Whether we regard ourselves as conservatives or liberals or socialists or whatever label we choose, our universe is being returned to us after long centuries in which we have felt divorced from it: man pitted against nature, absurdly as existentialism had it, both the brute and dumb force of nature itself and the cold and hostile representations of nature in the abstractions of our science. This is why the hook that I mentioned at the beginning is so interesting. Jacques Merleau-Ponty, as a philosopher, collaborated with Bruno Morando, as an astronomer, to engage in a dialogue, which they call The Rebirth of Cosmology. It is not satisfying as a book; dialogues very rarely are, unless one is writing, like Plato, both sides of the argument. Both men are too aware that they are breaking ground. They are not yet on the wings of their vision. Yet their book is important and enriching. It is by far the best attempt that has been made to bridge the gap between our philosophy and our science, certainly much better than the maunderings of a Teilhard de Chardin. One believes that it could not have been written before this decade, before the direct exploration of space had given us a new confidence. When Merleau-Ponty says of the cosmology of the Greeks that it was totally erroneous, but that "it nevertheless carries a kind of permanent truth, in the sense that its economy results from a very subtle adjustment between what the eye sees, what the imagination constructs, and what reason requires," one feels that our philosophy may be ready once more to confront the metaphysical questions about the nature of the universe, from which both existentialism and linguistics in our century have retreated.
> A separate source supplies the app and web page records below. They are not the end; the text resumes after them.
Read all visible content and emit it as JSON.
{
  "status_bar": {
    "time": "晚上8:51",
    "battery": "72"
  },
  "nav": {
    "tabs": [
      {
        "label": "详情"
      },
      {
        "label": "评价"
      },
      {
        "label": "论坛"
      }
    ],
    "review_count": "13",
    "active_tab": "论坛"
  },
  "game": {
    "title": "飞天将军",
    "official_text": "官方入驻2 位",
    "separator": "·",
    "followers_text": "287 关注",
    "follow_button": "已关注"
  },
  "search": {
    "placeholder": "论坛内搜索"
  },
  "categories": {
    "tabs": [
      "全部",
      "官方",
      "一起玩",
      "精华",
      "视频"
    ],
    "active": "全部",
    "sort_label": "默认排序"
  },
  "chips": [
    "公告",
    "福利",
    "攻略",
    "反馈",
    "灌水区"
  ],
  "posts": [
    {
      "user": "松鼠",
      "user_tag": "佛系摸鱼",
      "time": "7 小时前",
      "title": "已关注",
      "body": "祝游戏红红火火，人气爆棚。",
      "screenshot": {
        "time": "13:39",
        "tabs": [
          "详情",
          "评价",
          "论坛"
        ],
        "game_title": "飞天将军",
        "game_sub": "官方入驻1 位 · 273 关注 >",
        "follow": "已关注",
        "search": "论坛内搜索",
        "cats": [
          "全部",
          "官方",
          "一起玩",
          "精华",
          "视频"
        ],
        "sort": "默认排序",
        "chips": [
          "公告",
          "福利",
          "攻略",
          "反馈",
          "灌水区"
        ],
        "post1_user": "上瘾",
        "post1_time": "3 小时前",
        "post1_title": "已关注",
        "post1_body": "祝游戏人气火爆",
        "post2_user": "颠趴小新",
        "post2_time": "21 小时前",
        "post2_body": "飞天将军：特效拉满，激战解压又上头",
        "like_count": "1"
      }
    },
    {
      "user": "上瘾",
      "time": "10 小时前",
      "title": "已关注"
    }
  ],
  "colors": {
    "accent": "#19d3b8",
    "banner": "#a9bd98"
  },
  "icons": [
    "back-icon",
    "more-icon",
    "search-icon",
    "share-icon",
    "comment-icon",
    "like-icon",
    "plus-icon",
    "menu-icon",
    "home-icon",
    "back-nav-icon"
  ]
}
The conservative mood of our century, and more recently of this decade, has been pitted against our science as well as against nature. The contemporary conservative is anxious and nervous about science. He does not know where it will lead, on the one hand; on the other hand, he feels that it will lead to a lack of reverence. But it is precisely this need for reverence, even for some form of transcendence, that our science is more and more willing to encompass. Sir Bernard Lovell, the great director of the radio astronomy station at Joddrell Bank, has said that we may now he able to examine the molecules in a sunset, and to begin to understand the strange atmosphere and surface of Venus, but that our science is unable, and no longer claims, to unravel the ethos of the evening star. The more we gaze on our own system and even on the rest of the universe, even on phenomena like the black holes that we cannot see, the more lovely and wondrous, intricate and awe-inspiring it seems. Lovers have not forfeited the moon to the astronauts, or to the scientists at the Jet Propulsion Laboratory. Our science is no longer the sorcerer's apprentice, but again the handmaiden of our deepest longings, and this is why the exploration matters to us, because there is all the difference between the pictures of Jupiter, of Io and Ganymede and Callisto and Europe, and the calculations that made them possible. Our world and the future are not closed, but are opening to us as never before. This is the new vitality for which we, our philosophy and our societies and our politics, have waited so long.